Getting To Know Your 401(K)
Most people with any time in the workforce have a 401(k). It’s one of the most common benefits offered by employers today.
Although 401(k)s are typically included in financial planning conversations, it’s important to understand the ins and outs of how a 401(k) plan works. If you think this information may be helpful for anyone you know, please feel free to share.
What is a 401(k) Plan?
A 401(k) plan is a defined-contribution, tax-advantaged retirement savings plan, usually set up by your employer.
There are two main types of 401(k) plan options: traditional 401(k) plans and Roth 401(k) plans.
Traditional 401(k) Plans
Using a traditional 401(k), your contributions are deducted from your gross income. This means your tax-deductible contributions are taken out of your paycheck before taxes. There are no taxes deducted from your contributions or to the investment earnings you make from that account until you withdraw the money.
Roth 401(k) Plans
Using a Roth 401(k), your contributions are deducted from your after-tax income, so there are no tax deductions for your contributions that year. When you withdraw the money, either when you leave the company or retire, no additional taxes are due on your contributions, provided you meet certain criteria.
Contributing to Your 401(k)
A 401(k) is a defined contribution plan which means that you and your employer can make account contributions up to a defined dollar amount that the IRS sets. This contribution limit changes from year-to-year to account for inflation. As of 2023, the annual employee contribution limit is $22,500 per year for people under 50, or for people 50 and older the contribution limit is $30,000 per year. If your employer also contributes to your 401(k), the total employee-employer contribution limit can’t exceed $66,000 for people younger than 50 or $73,500 for people 50 and older.
Earning Potential on Your 401(k) Contributions
Beyond what you and your employer contribute to this investment account every year, you can earn a rate of return on these contributions/investments. The more time your contributions must sit in your 401(k) account, the more earning potential they may have.
Withdrawing from Your 401(k)
The type of 401(k) you have – traditional or Roth – can influence your taxes when it comes time to withdraw the funds from your account. Regardless of the type of 401(k) account you have, you must be at least 59.5 years old (or meet other criteria) to begin making withdrawals; otherwise, you’ll face an early penalty tax on top of any taxes you owe.

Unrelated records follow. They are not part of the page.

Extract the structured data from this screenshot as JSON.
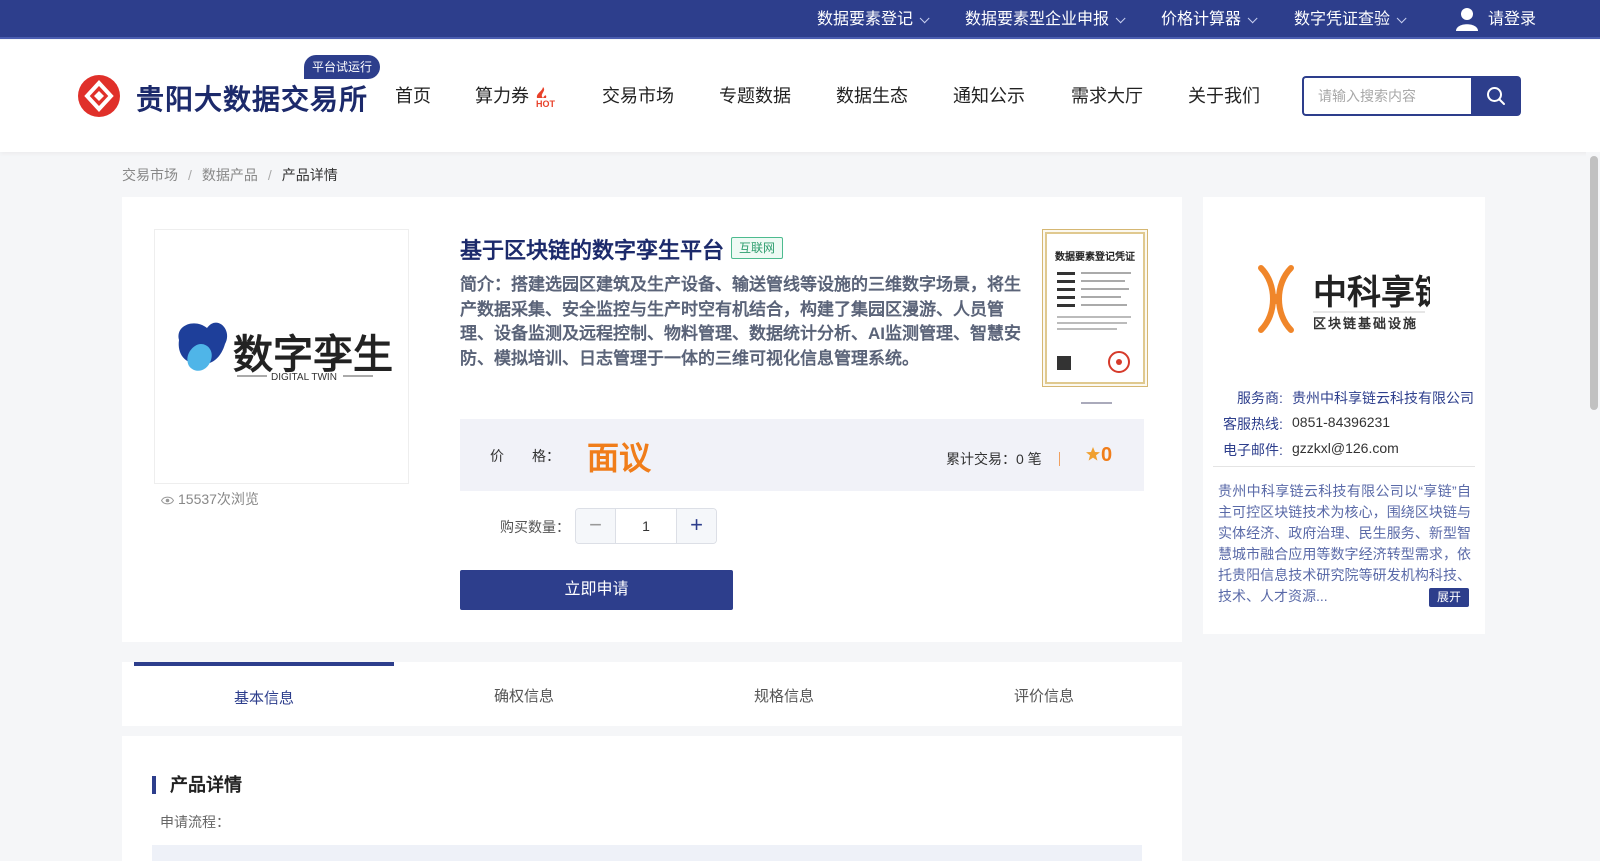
{
  "topbar": {
    "items": [
      {
        "label": "数据要素登记"
      },
      {
        "label": "数据要素型企业申报"
      },
      {
        "label": "价格计算器"
      },
      {
        "label": "数字凭证查验"
      }
    ],
    "login_label": "请登录"
  },
  "header": {
    "site_name": "贵阳大数据交易所",
    "trial_badge": "平台试运行",
    "nav": [
      {
        "label": "首页"
      },
      {
        "label": "算力券"
      },
      {
        "label": "交易市场"
      },
      {
        "label": "专题数据"
      },
      {
        "label": "数据生态"
      },
      {
        "label": "通知公示"
      },
      {
        "label": "需求大厅"
      },
      {
        "label": "关于我们"
      }
    ],
    "hot_badge": "HOT",
    "search_placeholder": "请输入搜索内容"
  },
  "breadcrumb": [
    "交易市场",
    "数据产品",
    "产品详情"
  ],
  "product": {
    "image_cn": "数字孪生",
    "image_en": "DIGITAL TWIN",
    "views": "15537次浏览",
    "title": "基于区块链的数字孪生平台",
    "tag": "互联网",
    "intro": "简介：搭建选园区建筑及生产设备、输送管线等设施的三维数字场景，将生产数据采集、安全监控与生产时空有机结合，构建了集园区漫游、人员管理、设备监测及远程控制、物料管理、数据统计分析、AI监测管理、智慧安防、模拟培训、日志管理于一体的三维可视化信息管理系统。",
    "cert_title": "数据要素登记凭证",
    "price_label": "价　　格：",
    "price_value": "面议",
    "trade_count": "累计交易：0 笔",
    "rating": "0",
    "qty_label": "购买数量：",
    "qty_value": "1",
    "apply_label": "立即申请"
  },
  "vendor": {
    "logo_cn": "中科享链",
    "logo_sub": "区块链基础设施",
    "provider_key": "服务商:",
    "provider_val": "贵州中科享链云科技有限公司",
    "hotline_key": "客服热线:",
    "hotline_val": "0851-84396231",
    "email_key": "电子邮件:",
    "email_val": "gzzkxl@126.com",
    "desc": "贵州中科享链云科技有限公司以“享链”自主可控区块链技术为核心，围绕区块链与实体经济、政府治理、民生服务、新型智慧城市融合应用等数字经济转型需求，依托贵阳信息技术研究院等研发机构科技、技术、人才资源...",
    "expand_label": "展开"
  },
  "tabs": [
    {
      "label": "基本信息"
    },
    {
      "label": "确权信息"
    },
    {
      "label": "规格信息"
    },
    {
      "label": "评价信息"
    }
  ],
  "detail": {
    "title": "产品详情",
    "flow_label": "申请流程："
  },
  "colors": {
    "brand": "#2d3e8c",
    "accent": "#f07d1a",
    "logo_red": "#e0302a",
    "vendor_orange": "#f0862a"
  }
}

As we continue to review your financial strategy together, we’ll continue to reassess opportunities to maximize your retirement plan options. As always, contact the office if this has sparked any questions or additional topics you want to discuss.

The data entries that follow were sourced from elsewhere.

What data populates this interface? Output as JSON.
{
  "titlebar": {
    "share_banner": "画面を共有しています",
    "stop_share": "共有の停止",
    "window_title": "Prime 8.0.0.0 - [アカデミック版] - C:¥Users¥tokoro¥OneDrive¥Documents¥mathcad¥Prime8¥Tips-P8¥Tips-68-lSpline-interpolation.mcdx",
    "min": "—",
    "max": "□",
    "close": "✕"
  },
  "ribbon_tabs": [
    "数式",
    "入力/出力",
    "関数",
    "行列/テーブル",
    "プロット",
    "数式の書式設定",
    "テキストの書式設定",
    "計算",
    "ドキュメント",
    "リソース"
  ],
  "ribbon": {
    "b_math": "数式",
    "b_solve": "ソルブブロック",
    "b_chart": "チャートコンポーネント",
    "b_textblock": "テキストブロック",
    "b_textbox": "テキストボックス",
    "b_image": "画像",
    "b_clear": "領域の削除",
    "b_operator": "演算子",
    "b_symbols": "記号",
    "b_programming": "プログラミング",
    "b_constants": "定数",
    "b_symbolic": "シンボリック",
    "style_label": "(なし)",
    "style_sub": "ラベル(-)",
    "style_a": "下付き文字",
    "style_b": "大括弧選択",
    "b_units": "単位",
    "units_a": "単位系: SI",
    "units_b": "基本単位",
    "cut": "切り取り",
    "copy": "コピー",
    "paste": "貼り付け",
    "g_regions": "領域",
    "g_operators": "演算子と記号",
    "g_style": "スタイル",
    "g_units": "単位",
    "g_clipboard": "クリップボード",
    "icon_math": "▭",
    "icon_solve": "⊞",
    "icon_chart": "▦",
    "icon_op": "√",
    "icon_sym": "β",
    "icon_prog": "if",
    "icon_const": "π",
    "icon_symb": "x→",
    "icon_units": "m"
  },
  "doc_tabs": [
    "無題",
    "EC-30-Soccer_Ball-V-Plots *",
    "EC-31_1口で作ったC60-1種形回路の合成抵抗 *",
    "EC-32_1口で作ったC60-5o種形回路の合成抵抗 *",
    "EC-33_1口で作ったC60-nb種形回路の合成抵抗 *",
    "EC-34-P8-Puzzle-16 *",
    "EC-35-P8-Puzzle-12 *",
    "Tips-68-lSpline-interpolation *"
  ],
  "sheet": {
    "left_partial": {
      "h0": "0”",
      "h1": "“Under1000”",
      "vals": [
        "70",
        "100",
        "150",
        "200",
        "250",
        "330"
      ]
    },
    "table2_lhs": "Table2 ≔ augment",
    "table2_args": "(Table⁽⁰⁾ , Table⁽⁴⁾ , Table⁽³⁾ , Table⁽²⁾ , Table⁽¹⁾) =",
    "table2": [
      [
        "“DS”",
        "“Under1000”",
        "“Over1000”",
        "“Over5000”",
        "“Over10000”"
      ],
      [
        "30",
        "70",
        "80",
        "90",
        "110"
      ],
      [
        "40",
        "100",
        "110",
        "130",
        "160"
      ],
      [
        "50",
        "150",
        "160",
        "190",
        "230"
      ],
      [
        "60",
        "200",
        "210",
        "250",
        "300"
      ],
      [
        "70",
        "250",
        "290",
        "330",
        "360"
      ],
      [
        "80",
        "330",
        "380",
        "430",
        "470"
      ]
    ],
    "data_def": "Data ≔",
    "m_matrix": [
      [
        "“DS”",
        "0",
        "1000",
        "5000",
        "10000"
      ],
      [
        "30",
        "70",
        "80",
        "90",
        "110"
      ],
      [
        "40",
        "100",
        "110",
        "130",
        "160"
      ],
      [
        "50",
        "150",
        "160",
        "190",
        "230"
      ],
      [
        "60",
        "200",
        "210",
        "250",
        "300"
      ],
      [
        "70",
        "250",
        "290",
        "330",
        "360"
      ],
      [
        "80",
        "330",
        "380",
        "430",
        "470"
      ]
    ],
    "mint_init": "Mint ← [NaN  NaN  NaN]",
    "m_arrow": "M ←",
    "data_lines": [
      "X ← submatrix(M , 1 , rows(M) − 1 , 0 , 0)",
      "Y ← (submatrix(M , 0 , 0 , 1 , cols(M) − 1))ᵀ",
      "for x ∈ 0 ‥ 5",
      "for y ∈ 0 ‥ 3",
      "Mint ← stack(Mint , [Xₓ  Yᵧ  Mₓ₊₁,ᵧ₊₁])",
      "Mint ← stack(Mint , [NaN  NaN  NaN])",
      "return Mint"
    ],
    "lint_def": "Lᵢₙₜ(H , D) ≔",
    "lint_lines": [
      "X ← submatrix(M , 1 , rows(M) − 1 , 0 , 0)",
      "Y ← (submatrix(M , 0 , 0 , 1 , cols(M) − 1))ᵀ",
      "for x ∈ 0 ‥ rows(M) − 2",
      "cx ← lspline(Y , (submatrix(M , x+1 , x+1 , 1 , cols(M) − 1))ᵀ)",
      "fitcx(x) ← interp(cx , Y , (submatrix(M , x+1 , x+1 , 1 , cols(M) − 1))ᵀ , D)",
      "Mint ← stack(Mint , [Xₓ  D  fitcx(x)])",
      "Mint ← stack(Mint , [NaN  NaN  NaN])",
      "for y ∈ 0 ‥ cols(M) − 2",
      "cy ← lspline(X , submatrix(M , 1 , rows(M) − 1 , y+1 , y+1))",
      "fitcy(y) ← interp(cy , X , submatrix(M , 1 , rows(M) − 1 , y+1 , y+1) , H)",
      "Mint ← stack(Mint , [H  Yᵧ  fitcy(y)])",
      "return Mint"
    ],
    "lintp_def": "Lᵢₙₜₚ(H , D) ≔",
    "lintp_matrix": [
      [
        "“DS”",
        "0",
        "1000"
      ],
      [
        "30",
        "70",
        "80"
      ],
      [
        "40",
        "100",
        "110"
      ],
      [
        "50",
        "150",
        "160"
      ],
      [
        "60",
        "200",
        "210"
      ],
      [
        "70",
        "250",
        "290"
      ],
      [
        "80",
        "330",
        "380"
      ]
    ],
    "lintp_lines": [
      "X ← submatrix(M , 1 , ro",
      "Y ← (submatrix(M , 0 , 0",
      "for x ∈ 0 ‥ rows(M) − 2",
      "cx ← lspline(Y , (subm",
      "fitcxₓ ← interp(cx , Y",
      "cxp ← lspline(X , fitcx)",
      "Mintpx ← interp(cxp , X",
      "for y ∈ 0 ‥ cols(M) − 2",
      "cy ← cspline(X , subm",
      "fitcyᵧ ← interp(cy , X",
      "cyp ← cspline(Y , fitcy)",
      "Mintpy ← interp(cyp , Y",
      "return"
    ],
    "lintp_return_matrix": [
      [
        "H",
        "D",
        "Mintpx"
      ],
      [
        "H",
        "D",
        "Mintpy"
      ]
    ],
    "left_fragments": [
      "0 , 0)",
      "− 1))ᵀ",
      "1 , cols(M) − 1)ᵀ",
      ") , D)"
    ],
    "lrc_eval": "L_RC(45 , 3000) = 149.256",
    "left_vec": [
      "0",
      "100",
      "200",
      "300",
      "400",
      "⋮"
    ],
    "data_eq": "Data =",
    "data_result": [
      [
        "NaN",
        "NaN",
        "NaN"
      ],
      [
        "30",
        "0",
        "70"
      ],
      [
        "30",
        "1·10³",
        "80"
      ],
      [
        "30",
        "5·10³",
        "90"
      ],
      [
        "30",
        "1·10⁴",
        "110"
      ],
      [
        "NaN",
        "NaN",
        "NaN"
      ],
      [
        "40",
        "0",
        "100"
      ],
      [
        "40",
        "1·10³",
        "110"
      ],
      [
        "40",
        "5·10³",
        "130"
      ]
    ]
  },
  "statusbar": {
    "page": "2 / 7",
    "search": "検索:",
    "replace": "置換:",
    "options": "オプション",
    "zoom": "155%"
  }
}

Some IRA’s have contribution limitations and tax consequences for early withdrawals. For complete details, consult your tax advisor or attorney.
This material was developed and prepared by a third party for use by your Registered Representative. The opinions expressed and material provided are for general information and should not be considered a solicitation for the purchase or sale of any security. The content is developed from sources believed to be providing accurate information.

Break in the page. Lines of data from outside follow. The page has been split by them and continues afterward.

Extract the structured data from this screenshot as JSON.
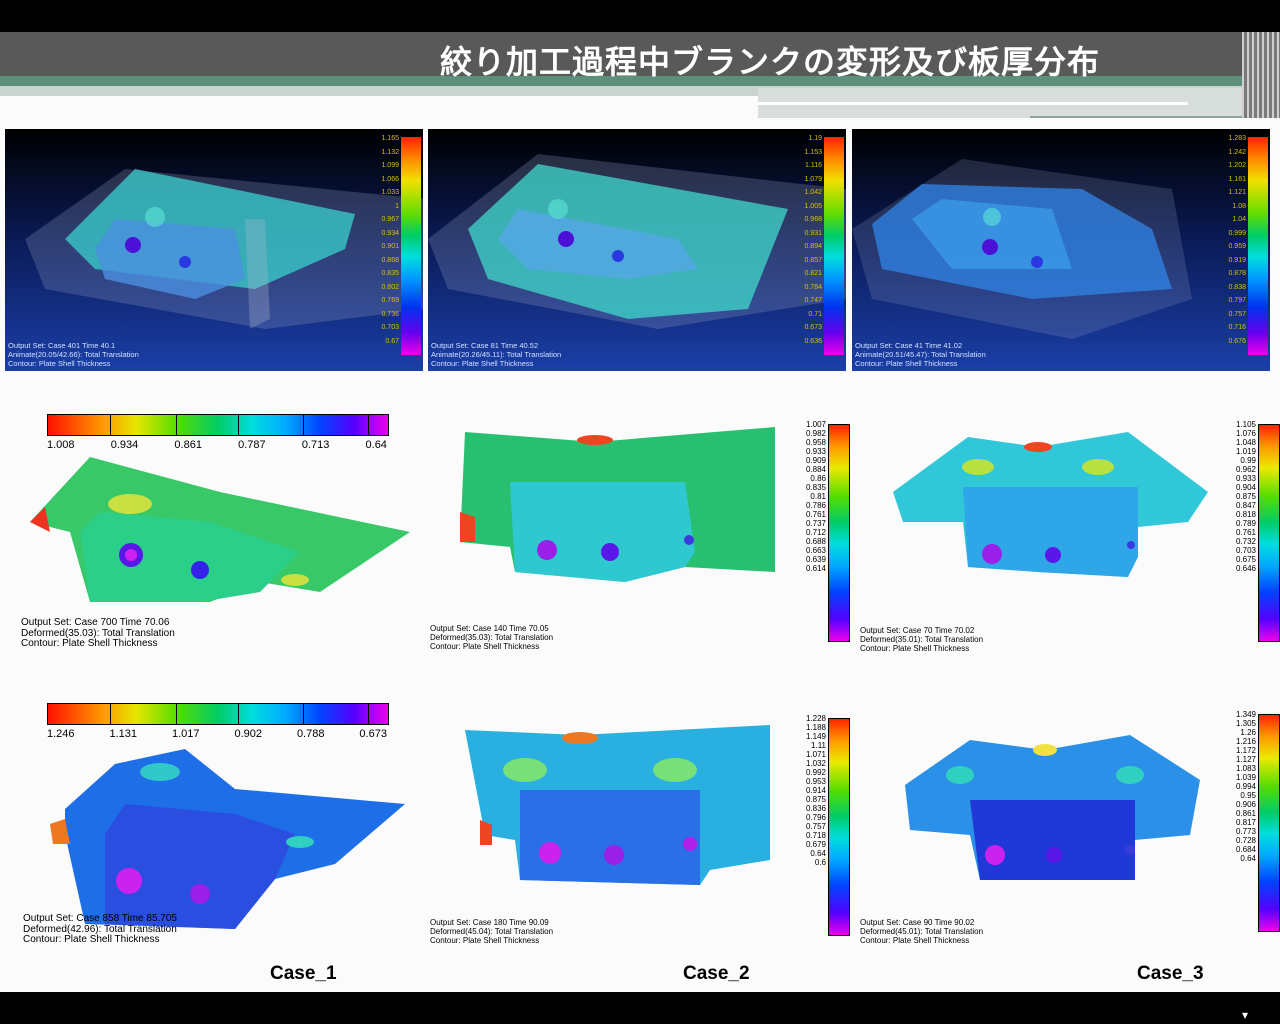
{
  "slide_title": "絞り加工過程中ブランクの変形及び板厚分布",
  "colors": {
    "header_band": "#595959",
    "header_accent": "#5e8f7a",
    "panel_bg": "#0a1a55"
  },
  "top_panels": [
    {
      "caption": [
        "Output Set: Case 401 Time 40.1",
        "Animate(20.05/42.66): Total Translation",
        "Contour: Plate Shell Thickness"
      ],
      "scale": [
        "1.165",
        "1.132",
        "1.099",
        "1.066",
        "1.033",
        "1",
        "0.967",
        "0.934",
        "0.901",
        "0.868",
        "0.835",
        "0.802",
        "0.769",
        "0.736",
        "0.703",
        "0.67"
      ]
    },
    {
      "caption": [
        "Output Set: Case 81 Time 40.52",
        "Animate(20.26/45.11): Total Translation",
        "Contour: Plate Shell Thickness"
      ],
      "scale": [
        "1.19",
        "1.153",
        "1.116",
        "1.079",
        "1.042",
        "1.005",
        "0.968",
        "0.931",
        "0.894",
        "0.857",
        "0.821",
        "0.784",
        "0.747",
        "0.71",
        "0.673",
        "0.636"
      ]
    },
    {
      "caption": [
        "Output Set: Case 41 Time 41.02",
        "Animate(20.51/45.47): Total Translation",
        "Contour: Plate Shell Thickness"
      ],
      "scale": [
        "1.283",
        "1.242",
        "1.202",
        "1.161",
        "1.121",
        "1.08",
        "1.04",
        "0.999",
        "0.959",
        "0.919",
        "0.878",
        "0.838",
        "0.797",
        "0.757",
        "0.716",
        "0.676"
      ]
    }
  ],
  "middle_row": {
    "case1": {
      "scale": [
        "1.008",
        "0.934",
        "0.861",
        "0.787",
        "0.713",
        "0.64"
      ],
      "caption": [
        "Output Set: Case 700 Time 70.06",
        "Deformed(35.03): Total Translation",
        "Contour: Plate Shell Thickness"
      ]
    },
    "case2": {
      "scale": [
        "1.007",
        "0.982",
        "0.958",
        "0.933",
        "0.909",
        "0.884",
        "0.86",
        "0.835",
        "0.81",
        "0.786",
        "0.761",
        "0.737",
        "0.712",
        "0.688",
        "0.663",
        "0.639",
        "0.614"
      ],
      "caption": [
        "Output Set: Case 140 Time 70.05",
        "Deformed(35.03): Total Translation",
        "Contour: Plate Shell Thickness"
      ]
    },
    "case3": {
      "scale": [
        "1.105",
        "1.076",
        "1.048",
        "1.019",
        "0.99",
        "0.962",
        "0.933",
        "0.904",
        "0.875",
        "0.847",
        "0.818",
        "0.789",
        "0.761",
        "0.732",
        "0.703",
        "0.675",
        "0.646"
      ],
      "caption": [
        "Output Set: Case 70 Time 70.02",
        "Deformed(35.01): Total Translation",
        "Contour: Plate Shell Thickness"
      ]
    }
  },
  "bottom_row": {
    "case1": {
      "scale": [
        "1.246",
        "1.131",
        "1.017",
        "0.902",
        "0.788",
        "0.673"
      ],
      "caption": [
        "Output Set: Case 858 Time 85.705",
        "Deformed(42.96): Total Translation",
        "Contour: Plate Shell Thickness"
      ]
    },
    "case2": {
      "scale": [
        "1.228",
        "1.188",
        "1.149",
        "1.11",
        "1.071",
        "1.032",
        "0.992",
        "0.953",
        "0.914",
        "0.875",
        "0.836",
        "0.796",
        "0.757",
        "0.718",
        "0.679",
        "0.64",
        "0.6"
      ],
      "caption": [
        "Output Set: Case 180 Time 90.09",
        "Deformed(45.04): Total Translation",
        "Contour: Plate Shell Thickness"
      ]
    },
    "case3": {
      "scale": [
        "1.349",
        "1.305",
        "1.26",
        "1.216",
        "1.172",
        "1.127",
        "1.083",
        "1.039",
        "0.994",
        "0.95",
        "0.906",
        "0.861",
        "0.817",
        "0.773",
        "0.728",
        "0.684",
        "0.64"
      ],
      "caption": [
        "Output Set: Case 90 Time 90.02",
        "Deformed(45.01): Total Translation",
        "Contour: Plate Shell Thickness"
      ]
    }
  },
  "case_labels": [
    "Case_1",
    "Case_2",
    "Case_3"
  ]
}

Distributions from traditional IRA’s and employer sponsored retirement plans are taxed as ordinary income and, if taken prior to reaching age 59 ½, may be subject to an additional 10% IRS tax penalty.
Converting from a traditional IRA to a Roth IRA is a taxable event.
A Roth IRA offers tax free withdrawals on taxable contributions.
To qualify for the tax-free and penalty-free withdrawal or earnings, a Roth IRA must be in place for at least five tax years, and the distribution must take place after age 59 ½ or due to death, disability, or a first-time home purchase (up to a $10,000 lifetime maximum). Depending on state law, Roth IRA distributions may be subject to state taxes.